[Recorded data]

Content starts

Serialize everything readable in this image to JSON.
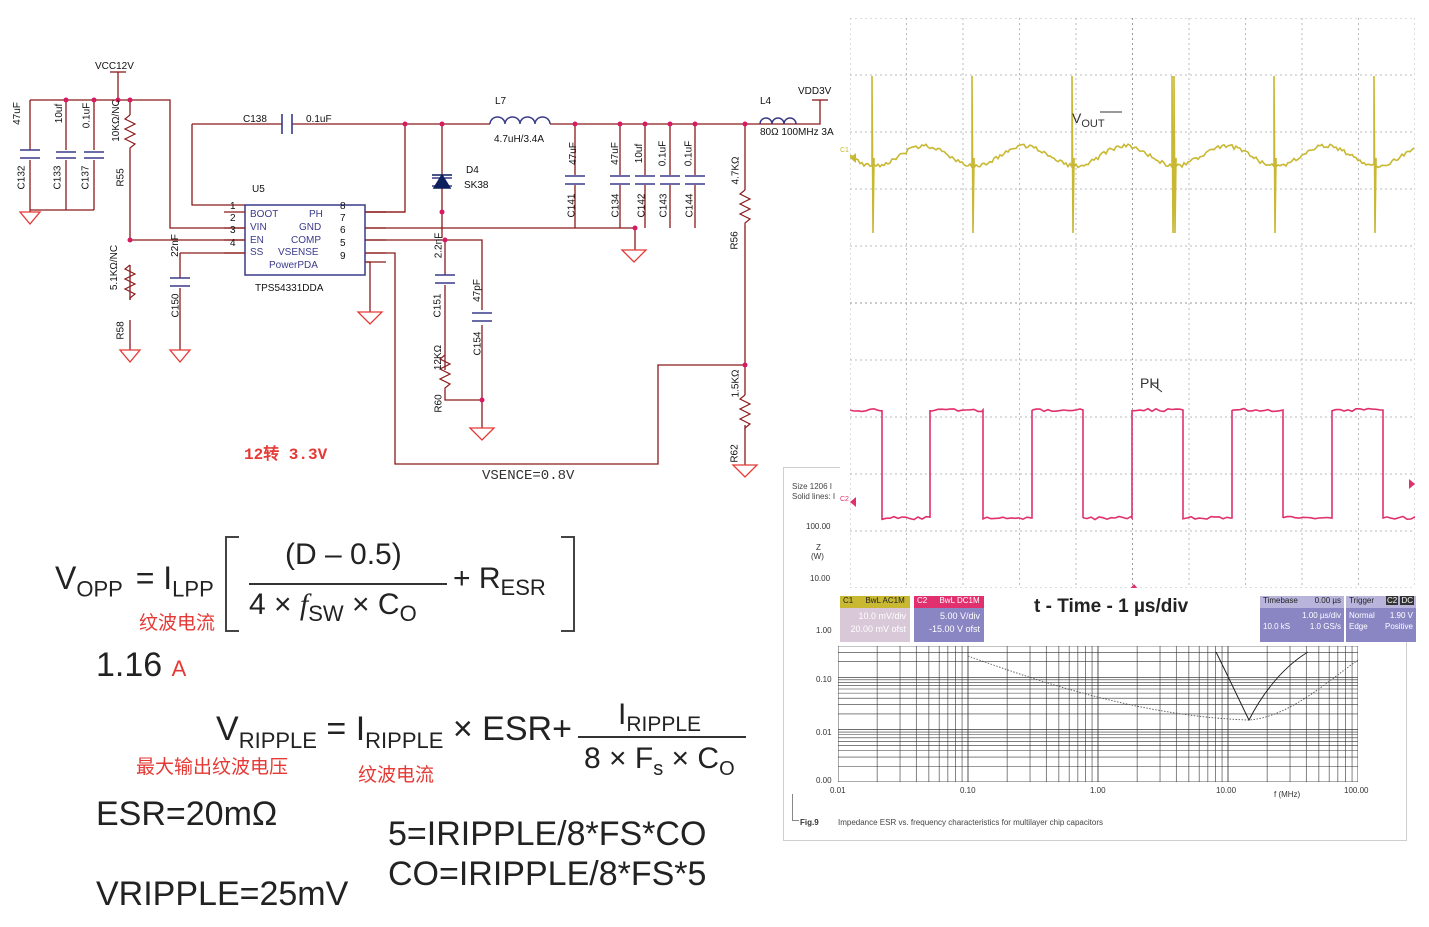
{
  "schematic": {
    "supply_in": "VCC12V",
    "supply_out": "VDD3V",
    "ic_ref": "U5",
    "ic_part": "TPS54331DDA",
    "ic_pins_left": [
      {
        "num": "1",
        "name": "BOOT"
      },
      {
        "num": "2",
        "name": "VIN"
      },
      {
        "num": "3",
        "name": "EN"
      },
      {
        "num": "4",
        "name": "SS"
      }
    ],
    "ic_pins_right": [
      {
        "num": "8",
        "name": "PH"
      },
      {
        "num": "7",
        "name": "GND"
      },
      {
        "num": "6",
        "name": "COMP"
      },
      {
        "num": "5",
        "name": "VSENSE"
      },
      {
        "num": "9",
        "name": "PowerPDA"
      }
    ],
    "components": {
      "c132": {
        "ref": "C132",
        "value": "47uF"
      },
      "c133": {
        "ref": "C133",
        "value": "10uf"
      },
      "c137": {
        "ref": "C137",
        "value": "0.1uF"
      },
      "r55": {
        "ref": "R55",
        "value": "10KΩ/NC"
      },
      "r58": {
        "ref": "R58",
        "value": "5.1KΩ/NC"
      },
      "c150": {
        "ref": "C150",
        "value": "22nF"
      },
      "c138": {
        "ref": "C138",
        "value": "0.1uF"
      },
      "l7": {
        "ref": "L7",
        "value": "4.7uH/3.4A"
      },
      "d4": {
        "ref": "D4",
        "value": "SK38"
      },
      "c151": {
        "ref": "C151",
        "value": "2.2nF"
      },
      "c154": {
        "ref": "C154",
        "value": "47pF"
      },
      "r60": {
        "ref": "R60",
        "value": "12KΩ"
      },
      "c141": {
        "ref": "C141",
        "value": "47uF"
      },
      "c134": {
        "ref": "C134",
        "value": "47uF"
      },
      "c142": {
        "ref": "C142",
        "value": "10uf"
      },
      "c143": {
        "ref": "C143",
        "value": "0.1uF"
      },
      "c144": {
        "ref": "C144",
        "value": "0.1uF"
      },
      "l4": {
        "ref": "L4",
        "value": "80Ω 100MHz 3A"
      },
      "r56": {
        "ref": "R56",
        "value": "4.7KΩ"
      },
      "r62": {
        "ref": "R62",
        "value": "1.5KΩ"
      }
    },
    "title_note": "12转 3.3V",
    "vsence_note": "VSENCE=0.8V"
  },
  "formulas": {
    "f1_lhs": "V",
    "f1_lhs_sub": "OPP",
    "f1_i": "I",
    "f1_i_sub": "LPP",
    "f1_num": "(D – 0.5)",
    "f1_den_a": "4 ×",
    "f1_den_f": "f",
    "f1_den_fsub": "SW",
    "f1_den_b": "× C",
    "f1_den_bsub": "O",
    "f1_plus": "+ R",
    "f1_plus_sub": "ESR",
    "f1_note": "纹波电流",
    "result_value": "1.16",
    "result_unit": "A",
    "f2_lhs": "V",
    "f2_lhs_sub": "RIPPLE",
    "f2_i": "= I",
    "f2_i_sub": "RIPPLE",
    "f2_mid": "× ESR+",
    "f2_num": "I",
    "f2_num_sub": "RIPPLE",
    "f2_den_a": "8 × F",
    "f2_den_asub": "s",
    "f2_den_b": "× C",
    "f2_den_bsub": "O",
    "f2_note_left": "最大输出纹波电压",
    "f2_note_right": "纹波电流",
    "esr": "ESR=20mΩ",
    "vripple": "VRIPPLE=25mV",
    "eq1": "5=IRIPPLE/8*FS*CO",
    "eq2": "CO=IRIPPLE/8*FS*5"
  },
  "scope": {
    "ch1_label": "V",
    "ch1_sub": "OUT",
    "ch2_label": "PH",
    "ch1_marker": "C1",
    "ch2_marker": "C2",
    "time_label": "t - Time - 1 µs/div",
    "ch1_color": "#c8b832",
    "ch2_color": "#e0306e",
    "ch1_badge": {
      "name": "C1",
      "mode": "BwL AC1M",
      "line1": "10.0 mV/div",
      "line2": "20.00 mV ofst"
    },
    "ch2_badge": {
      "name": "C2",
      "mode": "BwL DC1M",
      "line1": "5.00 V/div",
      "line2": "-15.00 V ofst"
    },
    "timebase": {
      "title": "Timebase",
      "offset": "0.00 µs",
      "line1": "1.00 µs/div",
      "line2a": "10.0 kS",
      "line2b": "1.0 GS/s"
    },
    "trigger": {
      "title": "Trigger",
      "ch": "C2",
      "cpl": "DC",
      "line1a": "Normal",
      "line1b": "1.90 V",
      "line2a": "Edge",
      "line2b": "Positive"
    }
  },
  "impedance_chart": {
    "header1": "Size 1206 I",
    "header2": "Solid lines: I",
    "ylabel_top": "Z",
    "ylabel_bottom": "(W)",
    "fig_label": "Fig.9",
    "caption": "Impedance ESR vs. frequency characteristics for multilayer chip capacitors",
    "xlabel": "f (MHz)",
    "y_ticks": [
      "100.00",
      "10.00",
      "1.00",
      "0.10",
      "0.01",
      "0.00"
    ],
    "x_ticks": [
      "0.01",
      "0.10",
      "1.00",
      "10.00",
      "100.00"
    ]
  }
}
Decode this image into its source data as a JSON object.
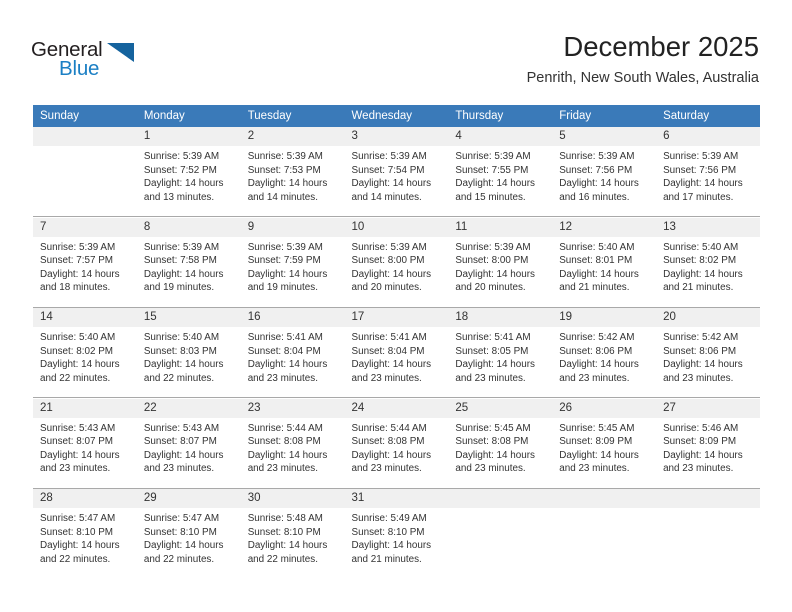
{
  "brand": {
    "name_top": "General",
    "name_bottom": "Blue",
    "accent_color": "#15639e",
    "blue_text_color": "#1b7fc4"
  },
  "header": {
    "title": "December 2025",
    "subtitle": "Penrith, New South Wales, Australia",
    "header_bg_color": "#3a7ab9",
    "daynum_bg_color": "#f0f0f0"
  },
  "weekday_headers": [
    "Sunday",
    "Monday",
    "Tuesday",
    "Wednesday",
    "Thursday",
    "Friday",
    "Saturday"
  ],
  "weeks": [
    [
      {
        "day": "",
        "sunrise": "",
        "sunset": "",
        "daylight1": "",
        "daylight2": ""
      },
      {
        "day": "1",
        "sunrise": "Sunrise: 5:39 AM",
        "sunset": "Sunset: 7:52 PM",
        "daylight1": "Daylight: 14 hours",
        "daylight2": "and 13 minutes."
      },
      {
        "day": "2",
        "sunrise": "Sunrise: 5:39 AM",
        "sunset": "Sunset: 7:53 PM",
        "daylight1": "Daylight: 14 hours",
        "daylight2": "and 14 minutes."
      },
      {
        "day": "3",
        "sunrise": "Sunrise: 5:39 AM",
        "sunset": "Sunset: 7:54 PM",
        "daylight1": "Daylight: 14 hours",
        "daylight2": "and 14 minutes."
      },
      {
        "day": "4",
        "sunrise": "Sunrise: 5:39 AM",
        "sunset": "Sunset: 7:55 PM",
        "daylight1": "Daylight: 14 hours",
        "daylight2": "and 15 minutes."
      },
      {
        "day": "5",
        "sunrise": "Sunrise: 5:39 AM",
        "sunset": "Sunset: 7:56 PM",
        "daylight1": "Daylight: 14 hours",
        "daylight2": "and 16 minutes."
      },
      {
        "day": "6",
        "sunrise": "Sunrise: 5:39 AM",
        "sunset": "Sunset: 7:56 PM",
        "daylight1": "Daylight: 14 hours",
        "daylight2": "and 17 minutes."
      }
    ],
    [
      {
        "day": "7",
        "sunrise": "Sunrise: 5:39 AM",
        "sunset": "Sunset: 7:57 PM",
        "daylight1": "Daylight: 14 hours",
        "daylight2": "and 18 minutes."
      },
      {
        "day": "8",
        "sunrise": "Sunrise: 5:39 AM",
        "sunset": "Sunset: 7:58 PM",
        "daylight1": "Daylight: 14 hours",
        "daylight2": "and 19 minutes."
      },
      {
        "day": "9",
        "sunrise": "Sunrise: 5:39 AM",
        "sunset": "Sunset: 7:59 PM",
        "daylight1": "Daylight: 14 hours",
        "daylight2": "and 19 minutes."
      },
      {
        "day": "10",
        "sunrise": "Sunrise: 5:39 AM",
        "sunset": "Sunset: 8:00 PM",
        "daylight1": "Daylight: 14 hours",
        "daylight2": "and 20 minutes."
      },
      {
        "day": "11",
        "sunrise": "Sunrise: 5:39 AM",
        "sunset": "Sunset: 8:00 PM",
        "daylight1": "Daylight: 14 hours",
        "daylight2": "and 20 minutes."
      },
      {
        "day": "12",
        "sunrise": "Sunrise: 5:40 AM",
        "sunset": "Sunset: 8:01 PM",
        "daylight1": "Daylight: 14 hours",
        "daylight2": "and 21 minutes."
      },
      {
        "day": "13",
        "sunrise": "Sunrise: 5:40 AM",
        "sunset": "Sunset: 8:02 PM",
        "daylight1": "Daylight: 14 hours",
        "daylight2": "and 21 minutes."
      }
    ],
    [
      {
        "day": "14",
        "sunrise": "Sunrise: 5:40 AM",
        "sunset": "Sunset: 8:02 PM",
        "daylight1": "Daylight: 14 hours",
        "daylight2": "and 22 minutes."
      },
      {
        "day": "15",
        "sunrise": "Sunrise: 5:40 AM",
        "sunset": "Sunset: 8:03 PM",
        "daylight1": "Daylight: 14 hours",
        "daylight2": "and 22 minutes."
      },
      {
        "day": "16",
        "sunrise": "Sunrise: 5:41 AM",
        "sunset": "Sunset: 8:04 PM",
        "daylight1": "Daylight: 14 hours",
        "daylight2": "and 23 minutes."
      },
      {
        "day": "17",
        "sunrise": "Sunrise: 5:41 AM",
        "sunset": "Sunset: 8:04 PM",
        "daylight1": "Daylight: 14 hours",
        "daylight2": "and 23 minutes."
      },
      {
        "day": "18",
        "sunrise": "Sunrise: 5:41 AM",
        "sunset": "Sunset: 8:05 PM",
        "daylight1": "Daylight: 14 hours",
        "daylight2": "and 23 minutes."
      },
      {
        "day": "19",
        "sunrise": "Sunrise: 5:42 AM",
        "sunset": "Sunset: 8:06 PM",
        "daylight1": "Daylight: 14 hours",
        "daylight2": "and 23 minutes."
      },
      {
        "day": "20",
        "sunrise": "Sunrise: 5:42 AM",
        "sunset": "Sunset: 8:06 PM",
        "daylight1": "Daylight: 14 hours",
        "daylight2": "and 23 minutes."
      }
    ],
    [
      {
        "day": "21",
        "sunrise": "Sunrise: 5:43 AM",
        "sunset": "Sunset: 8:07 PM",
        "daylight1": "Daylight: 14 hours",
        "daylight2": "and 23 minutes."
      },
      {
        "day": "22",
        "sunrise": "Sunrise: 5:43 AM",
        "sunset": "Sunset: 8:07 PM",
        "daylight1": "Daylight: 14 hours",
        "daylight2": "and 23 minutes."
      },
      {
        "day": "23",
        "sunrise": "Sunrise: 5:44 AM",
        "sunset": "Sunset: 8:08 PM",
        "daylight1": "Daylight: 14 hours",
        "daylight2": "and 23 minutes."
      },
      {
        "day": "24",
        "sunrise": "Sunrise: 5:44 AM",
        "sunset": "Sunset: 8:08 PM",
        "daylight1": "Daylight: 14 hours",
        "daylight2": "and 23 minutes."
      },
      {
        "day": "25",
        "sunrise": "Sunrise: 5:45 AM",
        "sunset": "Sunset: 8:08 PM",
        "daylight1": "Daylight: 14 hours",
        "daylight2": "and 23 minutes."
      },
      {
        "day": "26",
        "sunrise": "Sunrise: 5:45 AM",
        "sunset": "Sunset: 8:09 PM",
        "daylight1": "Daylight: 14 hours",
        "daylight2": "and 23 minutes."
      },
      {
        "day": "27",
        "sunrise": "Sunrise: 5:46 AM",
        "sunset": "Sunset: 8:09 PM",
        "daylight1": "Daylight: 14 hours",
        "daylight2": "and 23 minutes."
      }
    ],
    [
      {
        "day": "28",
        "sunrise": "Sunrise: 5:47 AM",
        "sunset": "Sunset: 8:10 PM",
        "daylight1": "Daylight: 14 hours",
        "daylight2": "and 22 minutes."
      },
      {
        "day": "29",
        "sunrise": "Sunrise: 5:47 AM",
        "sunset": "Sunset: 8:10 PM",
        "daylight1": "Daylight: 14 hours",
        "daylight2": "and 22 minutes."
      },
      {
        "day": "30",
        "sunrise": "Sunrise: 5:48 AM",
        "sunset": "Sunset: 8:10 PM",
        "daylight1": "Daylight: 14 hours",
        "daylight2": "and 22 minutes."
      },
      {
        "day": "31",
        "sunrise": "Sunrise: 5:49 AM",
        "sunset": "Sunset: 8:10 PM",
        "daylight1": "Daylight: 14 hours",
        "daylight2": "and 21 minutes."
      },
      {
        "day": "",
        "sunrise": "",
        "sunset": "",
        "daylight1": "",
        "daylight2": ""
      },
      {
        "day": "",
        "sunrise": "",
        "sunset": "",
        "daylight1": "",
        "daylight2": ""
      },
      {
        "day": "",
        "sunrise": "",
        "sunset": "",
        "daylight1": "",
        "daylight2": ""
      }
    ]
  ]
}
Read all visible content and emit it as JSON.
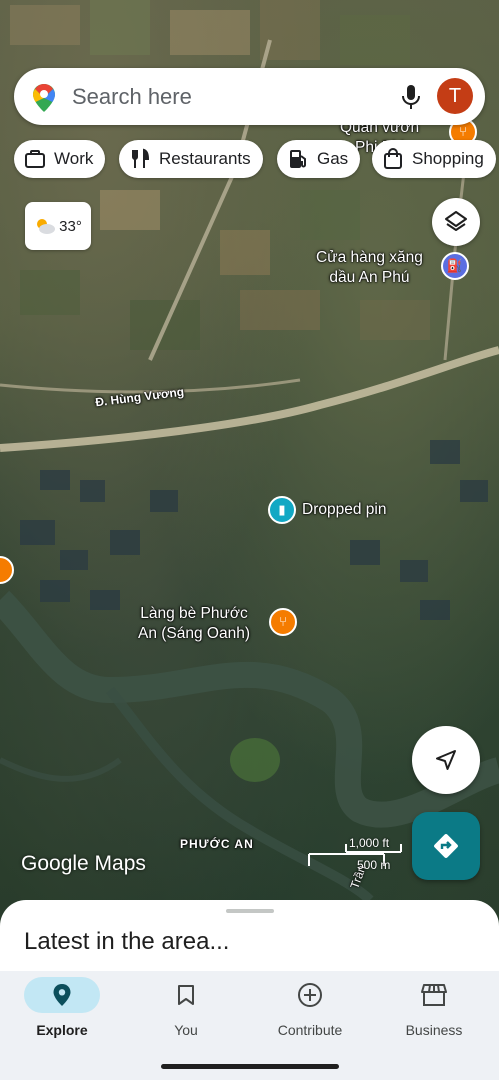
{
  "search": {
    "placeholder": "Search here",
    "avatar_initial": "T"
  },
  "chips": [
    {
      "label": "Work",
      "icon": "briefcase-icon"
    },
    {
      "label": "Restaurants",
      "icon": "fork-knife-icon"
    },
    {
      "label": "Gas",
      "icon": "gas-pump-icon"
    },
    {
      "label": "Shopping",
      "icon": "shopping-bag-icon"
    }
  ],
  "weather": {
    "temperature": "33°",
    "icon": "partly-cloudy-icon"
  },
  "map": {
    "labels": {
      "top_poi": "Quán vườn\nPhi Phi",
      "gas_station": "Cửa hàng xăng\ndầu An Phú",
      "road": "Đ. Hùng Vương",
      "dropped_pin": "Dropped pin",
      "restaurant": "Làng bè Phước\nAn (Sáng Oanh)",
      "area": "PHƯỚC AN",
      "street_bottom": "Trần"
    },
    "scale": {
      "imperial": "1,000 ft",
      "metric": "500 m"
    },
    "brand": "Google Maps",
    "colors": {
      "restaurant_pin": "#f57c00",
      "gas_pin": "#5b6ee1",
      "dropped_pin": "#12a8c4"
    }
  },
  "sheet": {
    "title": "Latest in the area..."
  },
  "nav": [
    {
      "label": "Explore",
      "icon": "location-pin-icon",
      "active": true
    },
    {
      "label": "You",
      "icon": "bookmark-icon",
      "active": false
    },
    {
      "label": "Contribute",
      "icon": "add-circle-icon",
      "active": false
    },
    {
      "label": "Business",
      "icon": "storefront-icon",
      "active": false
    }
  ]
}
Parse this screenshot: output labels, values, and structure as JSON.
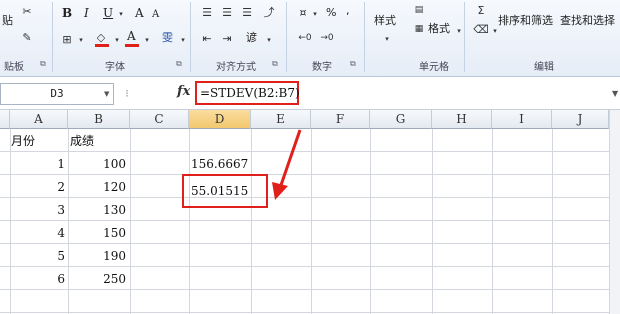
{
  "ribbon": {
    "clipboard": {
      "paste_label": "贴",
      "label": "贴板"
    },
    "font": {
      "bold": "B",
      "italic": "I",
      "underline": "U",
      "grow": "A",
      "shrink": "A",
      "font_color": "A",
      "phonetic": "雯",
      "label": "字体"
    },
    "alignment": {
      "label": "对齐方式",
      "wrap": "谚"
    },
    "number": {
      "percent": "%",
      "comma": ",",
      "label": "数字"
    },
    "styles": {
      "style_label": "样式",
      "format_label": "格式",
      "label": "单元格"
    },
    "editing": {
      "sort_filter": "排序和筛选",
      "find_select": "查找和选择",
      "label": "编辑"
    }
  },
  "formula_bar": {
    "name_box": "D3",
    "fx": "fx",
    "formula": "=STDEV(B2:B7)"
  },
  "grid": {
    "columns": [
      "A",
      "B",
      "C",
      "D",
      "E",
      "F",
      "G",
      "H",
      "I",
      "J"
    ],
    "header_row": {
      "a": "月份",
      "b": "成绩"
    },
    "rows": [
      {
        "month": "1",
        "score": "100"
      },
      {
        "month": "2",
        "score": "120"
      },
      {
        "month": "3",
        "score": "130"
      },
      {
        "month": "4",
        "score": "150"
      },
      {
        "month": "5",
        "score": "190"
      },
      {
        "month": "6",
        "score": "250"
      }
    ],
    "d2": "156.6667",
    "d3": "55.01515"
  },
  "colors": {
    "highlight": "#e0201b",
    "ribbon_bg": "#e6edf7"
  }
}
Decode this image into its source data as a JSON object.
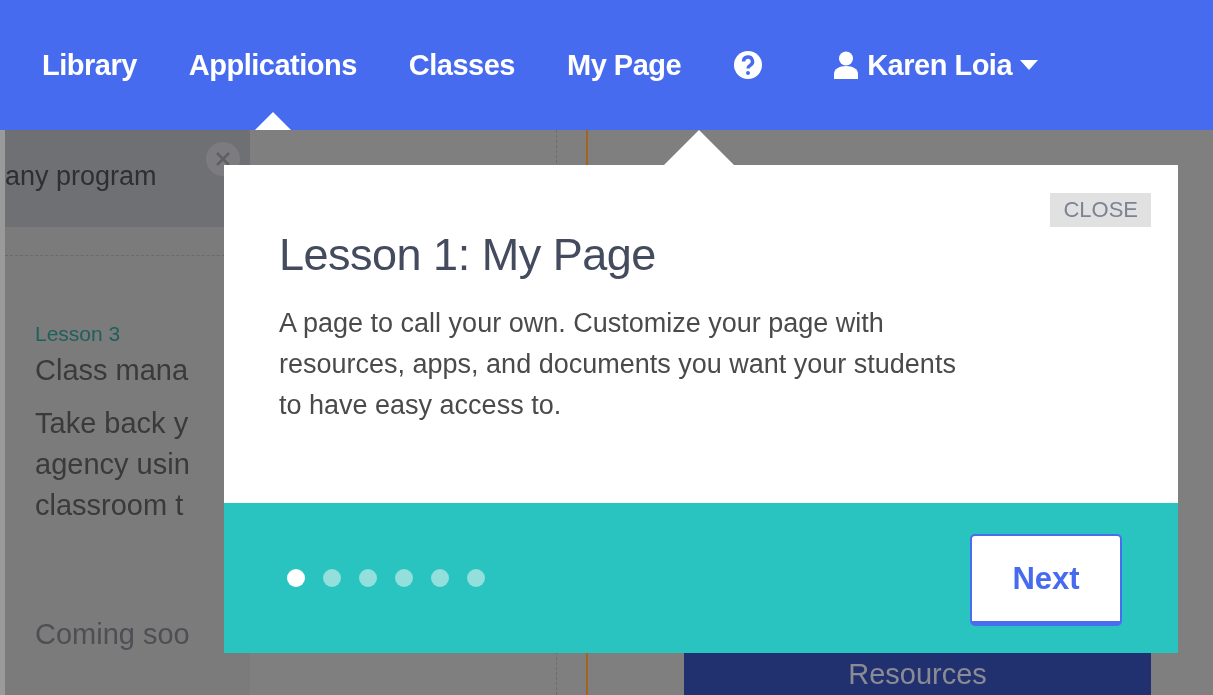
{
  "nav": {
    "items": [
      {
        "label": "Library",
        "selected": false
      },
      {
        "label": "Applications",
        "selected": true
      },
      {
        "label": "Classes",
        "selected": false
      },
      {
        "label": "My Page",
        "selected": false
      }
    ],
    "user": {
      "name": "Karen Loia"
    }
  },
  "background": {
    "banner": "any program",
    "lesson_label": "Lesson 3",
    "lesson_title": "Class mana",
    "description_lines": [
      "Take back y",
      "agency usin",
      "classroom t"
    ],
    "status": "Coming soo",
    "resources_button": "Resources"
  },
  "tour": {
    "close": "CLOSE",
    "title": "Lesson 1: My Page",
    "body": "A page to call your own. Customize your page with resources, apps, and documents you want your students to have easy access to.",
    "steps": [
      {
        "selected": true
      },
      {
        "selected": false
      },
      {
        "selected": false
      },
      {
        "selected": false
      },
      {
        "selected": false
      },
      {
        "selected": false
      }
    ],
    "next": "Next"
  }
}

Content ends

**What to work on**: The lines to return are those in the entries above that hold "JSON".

**Output for this exercise**:
Serialize everything readable in this image to JSON.
Decode this image into its source data as a JSON object.
Read all visible content and emit it as JSON.
Parse this screenshot: output labels, values, and structure as JSON.
Decode this image into its source data as a JSON object.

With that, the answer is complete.